The text of every record, exactly as given and with no pictures, should be your output.

── DATA FOR PROCESSING ──

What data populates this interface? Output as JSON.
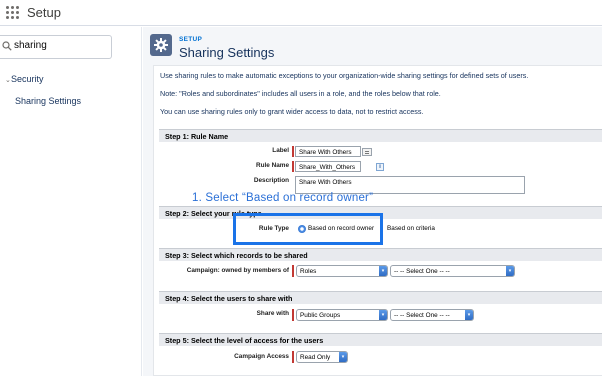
{
  "app": {
    "title": "Setup"
  },
  "sidebar": {
    "search_value": "sharing",
    "tree": {
      "parent": "Security",
      "child": "Sharing Settings"
    }
  },
  "header": {
    "eyebrow": "SETUP",
    "title": "Sharing Settings"
  },
  "intro": [
    "Use sharing rules to make automatic exceptions to your organization-wide sharing settings for defined sets of users.",
    "Note: \"Roles and subordinates\" includes all users in a role, and the roles below that role.",
    "You can use sharing rules only to grant wider access to data, not to restrict access."
  ],
  "step1": {
    "title": "Step 1: Rule Name",
    "label_caption": "Label",
    "label_value": "Share With Others",
    "rule_name_caption": "Rule Name",
    "rule_name_value": "Share_With_Others",
    "info_glyph": "i",
    "description_caption": "Description",
    "description_value": "Share With Others"
  },
  "step2": {
    "title": "Step 2: Select your rule type",
    "rule_type_caption": "Rule Type",
    "option_owner": "Based on record owner",
    "option_criteria": "Based on criteria",
    "selected": "owner"
  },
  "step3": {
    "title": "Step 3: Select which records to be shared",
    "caption": "Campaign: owned by members of",
    "select1": "Roles",
    "select2": "-- -- Select One -- --"
  },
  "step4": {
    "title": "Step 4: Select the users to share with",
    "caption": "Share with",
    "select1": "Public Groups",
    "select2": "-- -- Select One -- --"
  },
  "step5": {
    "title": "Step 5: Select the level of access for the users",
    "caption": "Campaign Access",
    "select1": "Read Only"
  },
  "annotation": {
    "text": "1. Select “Based on record owner”"
  },
  "colors": {
    "accent": "#1a73e8",
    "required": "#c23934",
    "brand_blue": "#0070d2"
  },
  "icons": [
    "app-launcher-icon",
    "search-icon",
    "chevron-down-icon",
    "gear-icon",
    "info-icon",
    "lookup-book-icon",
    "select-arrow-icon"
  ]
}
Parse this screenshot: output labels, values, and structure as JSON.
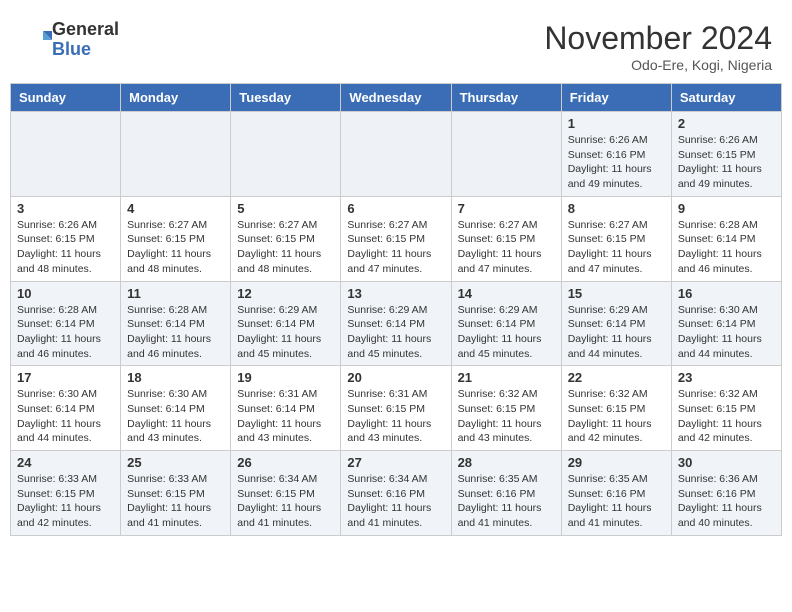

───

▶ _WRITTEN ANSWER_:
What data populates this interface? Output as JSON.
{
  "app": {
    "title": "Setup"
  },
  "sidebar": {
    "search_value": "sharing",
    "tree": {
      "parent": "Security",
      "child": "Sharing Settings"
    }
  },
  "header": {
    "eyebrow": "SETUP",
    "title": "Sharing Settings"
  },
  "intro": [
    "Use sharing rules to make automatic exceptions to your organization-wide sharing settings for defined sets of users.",
    "Note: \"Roles and subordinates\" includes all users in a role, and the roles below that role.",
    "You can use sharing rules only to grant wider access to data, not to restrict access."
  ],
  "step1": {
    "title": "Step 1: Rule Name",
    "label_caption": "Label",
    "label_value": "Share With Others",
    "rule_name_caption": "Rule Name",
    "rule_name_value": "Share_With_Others",
    "info_glyph": "i",
    "description_caption": "Description",
    "description_value": "Share With Others"
  },
  "step2": {
    "title": "Step 2: Select your rule type",
    "rule_type_caption": "Rule Type",
    "option_owner": "Based on record owner",
    "option_criteria": "Based on criteria",
    "selected": "owner"
  },
  "step3": {
    "title": "Step 3: Select which records to be shared",
    "caption": "Campaign: owned by members of",
    "select1": "Roles",
    "select2": "-- -- Select One -- --"
  },
  "step4": {
    "title": "Step 4: Select the users to share with",
    "caption": "Share with",
    "select1": "Public Groups",
    "select2": "-- -- Select One -- --"
  },
  "step5": {
    "title": "Step 5: Select the level of access for the users",
    "caption": "Campaign Access",
    "select1": "Read Only"
  },
  "annotation": {
    "text": "1. Select “Based on record owner”"
  },
  "colors": {
    "accent": "#1a73e8",
    "required": "#c23934",
    "brand_blue": "#0070d2"
  },
  "icons": [
    "app-launcher-icon",
    "search-icon",
    "chevron-down-icon",
    "gear-icon",
    "info-icon",
    "lookup-book-icon",
    "select-arrow-icon"
  ]
}
Parse this screenshot: output labels, values, and structure as JSON.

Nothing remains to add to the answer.